[App and web page records]
────────────────────────────────────────

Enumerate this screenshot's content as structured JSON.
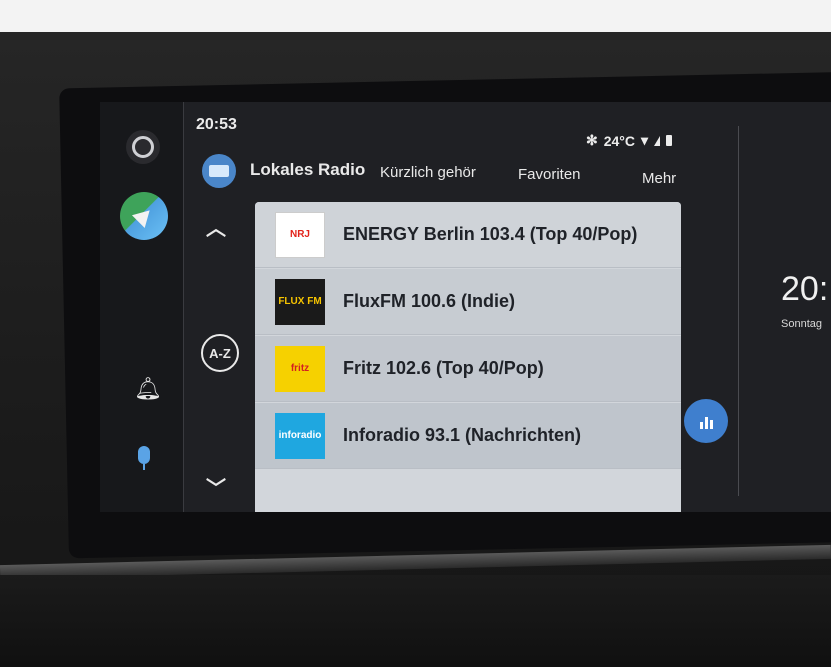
{
  "status": {
    "time": "20:53",
    "temperature": "24°C"
  },
  "app": {
    "title": "Lokales Radio"
  },
  "tabs": [
    {
      "label": "Kürzlich gehör"
    },
    {
      "label": "Favoriten"
    },
    {
      "label": "Mehr"
    }
  ],
  "sort_button": {
    "label": "A-Z"
  },
  "stations": [
    {
      "name": "ENERGY Berlin 103.4 (Top 40/Pop)",
      "logo_text": "NRJ"
    },
    {
      "name": "FluxFM 100.6 (Indie)",
      "logo_text": "FLUX FM"
    },
    {
      "name": "Fritz 102.6 (Top 40/Pop)",
      "logo_text": "fritz"
    },
    {
      "name": "Inforadio 93.1 (Nachrichten)",
      "logo_text": "inforadio"
    }
  ],
  "side_panel": {
    "clock": "20:",
    "day": "Sonntag"
  },
  "icons": {
    "rail": [
      "home-circle-icon",
      "maps-icon",
      "bell-icon",
      "microphone-icon"
    ],
    "status": [
      "sun-icon",
      "wifi-icon",
      "signal-icon",
      "battery-icon"
    ],
    "list": [
      "chevron-up-icon",
      "chevron-down-icon",
      "equalizer-icon"
    ]
  },
  "colors": {
    "accent": "#3f7fce",
    "screen_bg": "#1f2024",
    "list_bg": "#d2d6db"
  }
}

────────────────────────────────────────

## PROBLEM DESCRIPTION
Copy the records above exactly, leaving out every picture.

## ANSWER BOX
Enumerate this screenshot's content as structured JSON.
{
  "status": {
    "time": "20:53",
    "temperature": "24°C"
  },
  "app": {
    "title": "Lokales Radio"
  },
  "tabs": [
    {
      "label": "Kürzlich gehör"
    },
    {
      "label": "Favoriten"
    },
    {
      "label": "Mehr"
    }
  ],
  "sort_button": {
    "label": "A-Z"
  },
  "stations": [
    {
      "name": "ENERGY Berlin 103.4 (Top 40/Pop)",
      "logo_text": "NRJ"
    },
    {
      "name": "FluxFM 100.6 (Indie)",
      "logo_text": "FLUX FM"
    },
    {
      "name": "Fritz 102.6 (Top 40/Pop)",
      "logo_text": "fritz"
    },
    {
      "name": "Inforadio 93.1 (Nachrichten)",
      "logo_text": "inforadio"
    }
  ],
  "side_panel": {
    "clock": "20:",
    "day": "Sonntag"
  },
  "icons": {
    "rail": [
      "home-circle-icon",
      "maps-icon",
      "bell-icon",
      "microphone-icon"
    ],
    "status": [
      "sun-icon",
      "wifi-icon",
      "signal-icon",
      "battery-icon"
    ],
    "list": [
      "chevron-up-icon",
      "chevron-down-icon",
      "equalizer-icon"
    ]
  },
  "colors": {
    "accent": "#3f7fce",
    "screen_bg": "#1f2024",
    "list_bg": "#d2d6db"
  }
}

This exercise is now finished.